Spring Fever, our primary school programme is set for a big change as it becomes All About Me…

You may be aware that we have been supporting schools to deliver the Spring Fever programme across the county for over 5 years and it has been well received by schools, parents, and most importantly the children. All about me

In September we are set to have over 100 schools running the programme across all year groups from reception to year 6. However, any programme that has been running for a length of time needs a spring clean… 

We are pleased to announce we have just updated the entire programme, which will be available for all existing schools to deliver from September.

The most obvious change will be the name.  We will be dropping the confusing title of Spring Fever and replacing it with All About Me.the gang

The new programme will still be based on the same ethos and evidence that supported the old Spring Fever material; however, we have the opportunity to incorporating much of the learning and evidence we have accumulated over the last five years.

Indeed, we have tied in much stronger links and reinforcement of the Key Messages from Warwickshire’s Protective Behaviours – Taking Care Programme and the NSPCC Pants rules.

The most exciting development will be a website especially designed to support parents and carers.
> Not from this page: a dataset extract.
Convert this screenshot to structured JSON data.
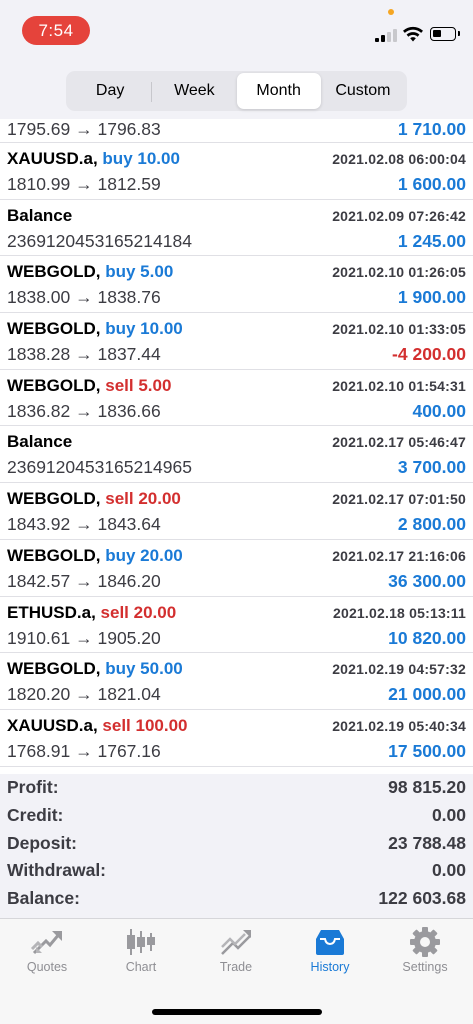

Here they will find information about the programme, including information on every lesson delivered, samples of resources, as well as a section of FAQ to offer advice and to help answer their children’s questions, plus a list of helpful books.

Despite the fact the programme is a relationships and sex education programme, there is still very little ‘sex’ in the programme – and these lessons are surrounded by information around healthy relationships, self-esteem and emotional literacy. Indeed, one key change we have made is that all the lessons are pupil led, ensuring that children are only told the information they are ready for.

Finally, we know that by giving children this information, building on simple messages, year after year we can ensure that children grow up safe, with healthy relationships, better able to manage their emotions and most importantly to ask for help when they feel they need it.

To find out more click here